Snow White and her seven vertically challenged friends secured their place in the annals of Disney history decades ago.
The resounding success of Snow White and the Seven Dwarfs – the first full-length animated feature film – in 1939 helped pave the way for all that has followed in the wonderful world of Disney.
Snow White was considered a groundbreaking achievement. Before Snow White, the only animated films to be shown on movie screens were short subjects. It was a huge gamble on Walt Disney’s part – but it paid off handsomely.
And in many ways, the relatively obscure area known as Snow White’s Grotto, located on the hillside near Sleeping Beauty Castle in Disneyland, is, like the film, an important achievement.
In 1961, six years after Disneyland opened, Walt Disney received a rather unusual gift from an anonymous fan. The gift arrived at the Disney Studios in eight wooden crates, sent from Italy with no return address.
Inside those crates were beautifully detailed statues of Snow White and the Seven Dwarfs, all carved out of pure-white Carrara marble.
There was one small problem, however. Snow White was the same size as the dwarfs.

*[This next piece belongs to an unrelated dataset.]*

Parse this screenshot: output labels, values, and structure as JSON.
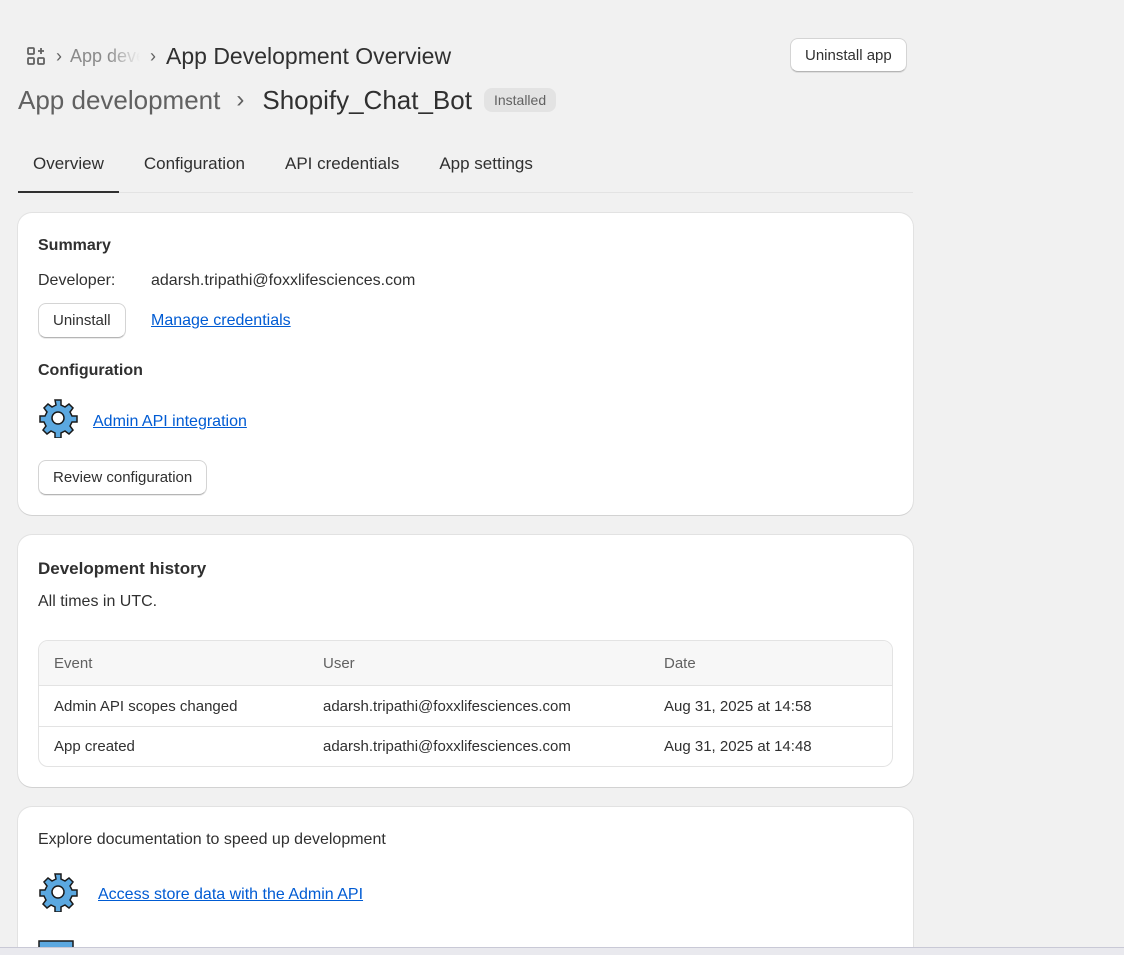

Nonplussed, Walt Disney insisted that he wanted to put figures on display somewhere in Disneyland. He assigned the project to one his most trusted and respected designers, John Hench.
“I told Walt that we would have a perspective problem with the figures,” Hench said in his book “Designing Disney: Imagineering and the Art of the Show [Disney Editions].”
Walt’s response? “Just figure it out.”
Placing Snow White side-by-side with the dwarfs was out of the question.
“I realized that if I could stage the statues vertically,” Hench said, “arranging them on a slope, with Snow White on top, I could solve the scale problem using forced perspective.”
The next problem was selecting an appropriate site at Disneyland.
Hench found a landscaped hillside right next to Sleeping Beauty Castle that met his needs.
He had an undersized deer sculpted to stand near Snow White and he placed them at the top of the hill.
Hench then designed a waterfall that started at Snow White’s feet – small at the top, then growing wider as it descended the hill.
“I added water to increase the volume of flow along the way down, in effect creating a forced-perspective waterfall.” That’s the reverse of what occurs naturally – waterfalls are wider at the top, narrower at the bottom. In this case, call it artistic license.
The seven dwarfs would be placed at or near the bottom of the grotto, along with some Disney-crafted woodland creatures.
Walt loved Hench’s proposal, with one caveat.
“You know people are going to see that water and they’ll want to throw money into the pool,” he told Hench, alluding to the fact that adventurous youngsters might end up diving into the grotto to retrieve the coins.
He suggested placing a wishing well nearby, where guests could toss in coins, make a wish and “kids wouldn’t be tempted to jump in.” [A wrought iron fence also served as a deterrent to overzealous youngsters.]
To this day, proceeds from the wishing well are donated to local children’s charities.
The finishing touch was adding the voice of Snow White singing “I’m Wishing” [actually, it was Adriana Caselotti, who provided the vocals for the movie and re-recorded the song for the wishing well].
“I was delighted to see guests bring their wishes [and their coins] to the well,” Hench said.
The Snow White Grotto opened on April 9, 1961, and remains an off-the-beaten-path attraction to this day. There’s no mention of the grotto in Disneyland guide maps; it’s just a pleasant surprise for guests as they stroll around the park.
Many guests pose for photos with the grotto as a backdrop.
The Snow White Grotto has been replicated at Tokyo Disneyland and Hong Kong Disneyland.
And to this day, the identity of the generous benefactor of the original figures remains a mystery.
Chuck Schmidt is an award-winning journalist who has covered all things Disney since 1984 in both print and on-line. He has authored or co-authored seven books on Disney, including his Disney’s Animal Kingdom: An Unofficial History, for Theme Park Press. He also has written a regular blog for AllEars.Net, called Still Goofy About Disney, since 2015.